Excluding all pictures, please output the listing exactly.

◇ ◇ ◇ ◇ ◇

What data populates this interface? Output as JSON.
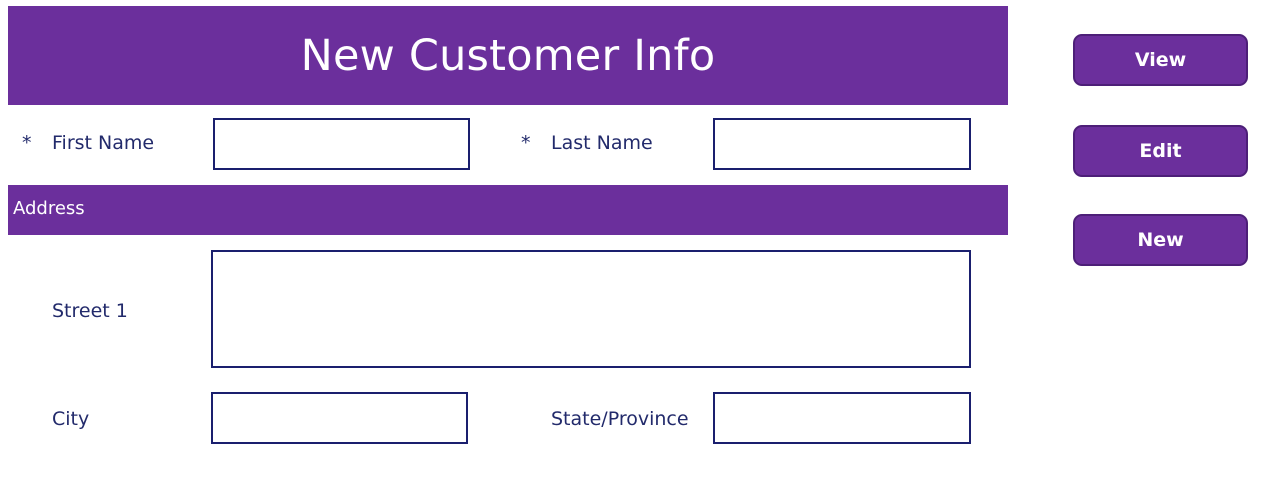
{
  "form": {
    "title": "New Customer Info",
    "required_marker": "*",
    "fields": {
      "first_name": {
        "label": "First Name",
        "value": ""
      },
      "last_name": {
        "label": "Last Name",
        "value": ""
      },
      "street1": {
        "label": "Street 1",
        "value": ""
      },
      "city": {
        "label": "City",
        "value": ""
      },
      "state_province": {
        "label": "State/Province",
        "value": ""
      }
    },
    "sections": {
      "address": "Address"
    }
  },
  "actions": {
    "view_label": "View",
    "edit_label": "Edit",
    "new_label": "New"
  },
  "colors": {
    "brand_purple": "#6b2f9c",
    "button_border": "#4d1f78",
    "field_border": "#1a1f6e",
    "label_text": "#222a6b"
  }
}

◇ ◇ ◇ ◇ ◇

▶ Answer:
What data populates this interface? Output as JSON.
{
  "form": {
    "title": "New Customer Info",
    "required_marker": "*",
    "fields": {
      "first_name": {
        "label": "First Name",
        "value": ""
      },
      "last_name": {
        "label": "Last Name",
        "value": ""
      },
      "street1": {
        "label": "Street 1",
        "value": ""
      },
      "city": {
        "label": "City",
        "value": ""
      },
      "state_province": {
        "label": "State/Province",
        "value": ""
      }
    },
    "sections": {
      "address": "Address"
    }
  },
  "actions": {
    "view_label": "View",
    "edit_label": "Edit",
    "new_label": "New"
  },
  "colors": {
    "brand_purple": "#6b2f9c",
    "button_border": "#4d1f78",
    "field_border": "#1a1f6e",
    "label_text": "#222a6b"
  }
}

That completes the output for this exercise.